PALCA: Still, there could be events that might not have been picked up by these studies. I mean, Moderna only studied tens of thousands of people, and there will be millions of people getting this vaccine if it becomes available, so other things might crop up.

INSKEEP: Yeah, some rare event that happens one in a million times. What kinds of rare events could we be talking about there?

PALCA: Well, you don't know for sure, but the people who got the Pfizer vaccine, some of them had this serious immune reaction called anaphylaxis. Then there were also known things that have happened. I mean, there are something called Bell's palsy, which is a facial paralysis. Both the Pfizer and Moderna vaccines had a few cases. The trouble is that that might be related to the vaccine, but it might not because people who don't get vaccines also get Bell's palsy. So it's hard to say they're connected.
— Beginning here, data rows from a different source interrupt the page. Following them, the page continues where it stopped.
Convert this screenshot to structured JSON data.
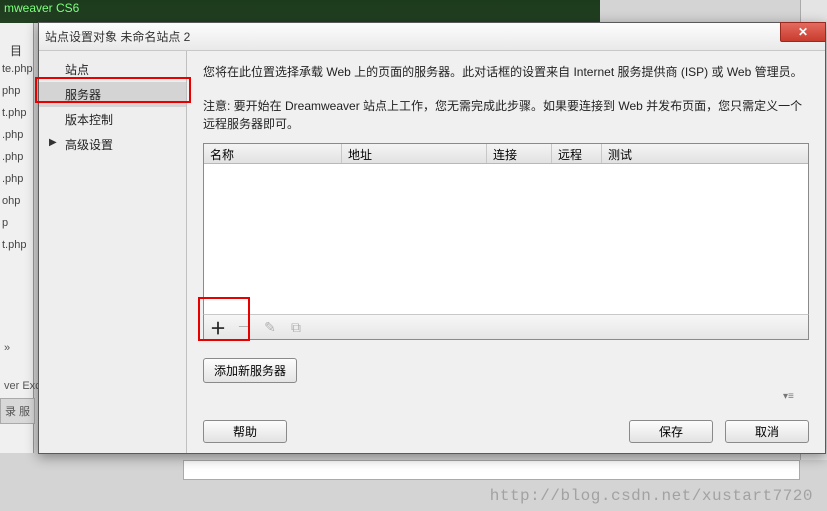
{
  "bg": {
    "app_title_fragment": "mweaver CS6",
    "heading": "目",
    "files": [
      "te.php",
      "php",
      "t.php",
      ".php",
      ".php",
      ".php",
      "ohp",
      "p",
      "t.php"
    ],
    "arrows": "»",
    "exc": "ver Exc",
    "bottom_tabs": "录   服"
  },
  "dialog": {
    "title": "站点设置对象 未命名站点 2",
    "close_glyph": "✕"
  },
  "sidebar": {
    "items": [
      {
        "label": "站点",
        "has_arrow": false
      },
      {
        "label": "服务器",
        "has_arrow": false,
        "selected": true
      },
      {
        "label": "版本控制",
        "has_arrow": false
      },
      {
        "label": "高级设置",
        "has_arrow": true
      }
    ]
  },
  "content": {
    "desc": "您将在此位置选择承载 Web 上的页面的服务器。此对话框的设置来自 Internet 服务提供商 (ISP) 或 Web 管理员。",
    "note": "注意: 要开始在 Dreamweaver 站点上工作，您无需完成此步骤。如果要连接到 Web 并发布页面，您只需定义一个远程服务器即可。",
    "columns": {
      "name": "名称",
      "addr": "地址",
      "conn": "连接",
      "remote": "远程",
      "test": "测试"
    },
    "toolbar": {
      "plus": "＋",
      "minus": "－",
      "edit": "✎",
      "dup": "⧉"
    },
    "add_server": "添加新服务器"
  },
  "buttons": {
    "help": "帮助",
    "save": "保存",
    "cancel": "取消"
  },
  "watermark": "http://blog.csdn.net/xustart7720"
}
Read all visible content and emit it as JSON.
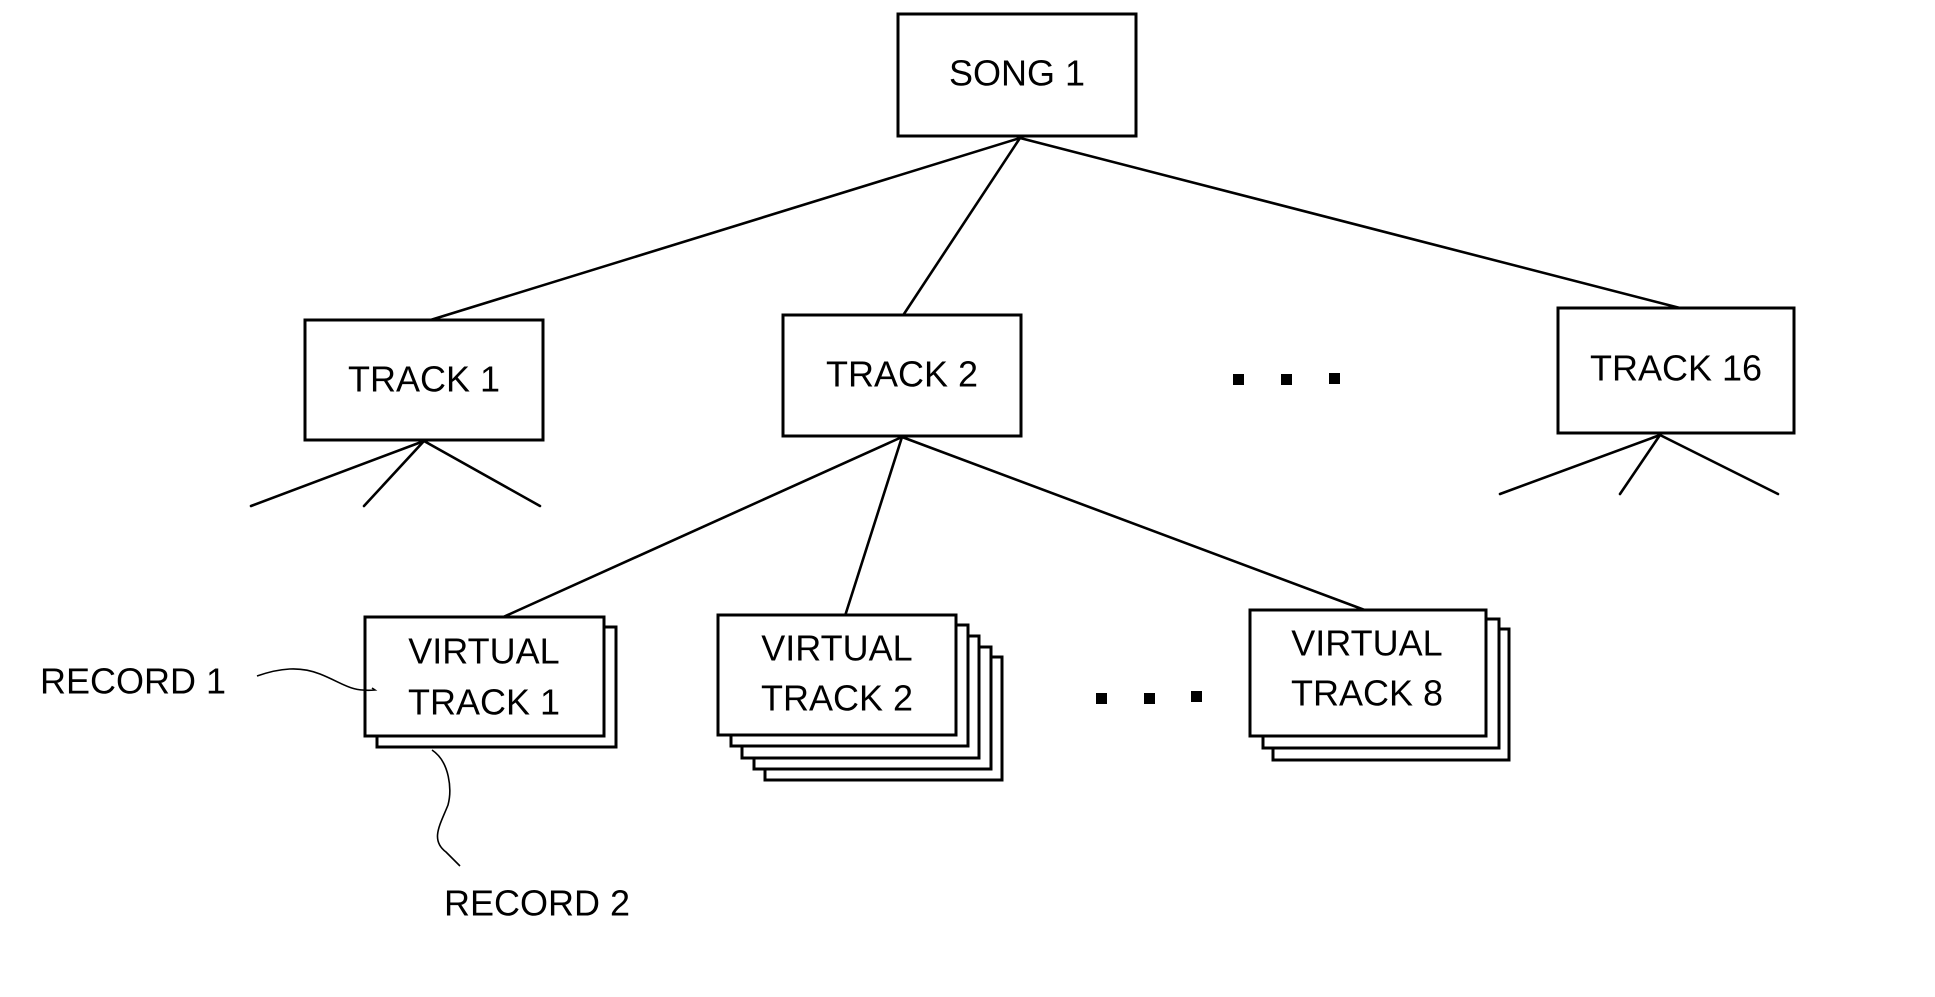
{
  "diagram": {
    "type": "tree",
    "root": {
      "label": "SONG 1"
    },
    "tracks": [
      {
        "label": "TRACK 1"
      },
      {
        "label": "TRACK 2"
      },
      {
        "label": "TRACK 16"
      }
    ],
    "track_ellipsis": "...",
    "virtual_tracks": [
      {
        "line1": "VIRTUAL",
        "line2": "TRACK 1",
        "stack_depth": 2
      },
      {
        "line1": "VIRTUAL",
        "line2": "TRACK 2",
        "stack_depth": 5
      },
      {
        "line1": "VIRTUAL",
        "line2": "TRACK 8",
        "stack_depth": 3
      }
    ],
    "virtual_ellipsis": "...",
    "annotations": [
      {
        "label": "RECORD 1",
        "points_to": "VIRTUAL TRACK 1 (front record)"
      },
      {
        "label": "RECORD 2",
        "points_to": "VIRTUAL TRACK 1 (second record)"
      }
    ]
  }
}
INSKEEP: So all of these experts weigh all this evidence and decide if the benefits outweigh the risk. What happens after they vote?

PALCA: Right. So FDA decides whether to grant this thing called an emergency use authorization. The expectation is that they will grant that. Last week, approval came 16 hours after the committee voted. And the FDA has been working with the company for weeks, so they've got a lot of the documents and what have you worked out so that they'll be ready to go.

INSKEEP: Joe, can you explain one more thing to us? We're finding out there's more Pfizer vaccine available than people thought.

PALCA: Yeah, this is strange. The FDA says vaccine distributors are finding that many of the vials contain six or seven doses instead of the five that are supposed to be there, and the agency said, OK, you can go ahead and use those extra shots. And they're going to try and figure out what the company - what happened, why there's more shots in the vials.

INSKEEP: OK. It's like there's a bonus toy in the package. Joe, thank you very much.

PALCA: You're welcome.

INSKEEP: NPR science correspondent Joe Palca. Transcript provided by NPR, Copyright NPR.

Joe Palca is a science correspondent for NPR. Since joining NPR in 1992, Palca has covered a range of science topics — everything from biomedical research to astronomy. He is currently focused on the eponymous series, "Joe's Big Idea." Stories in the series explore the minds and motivations of scientists and inventors. Palca is also the founder of NPR Scicommers – A science communication collective.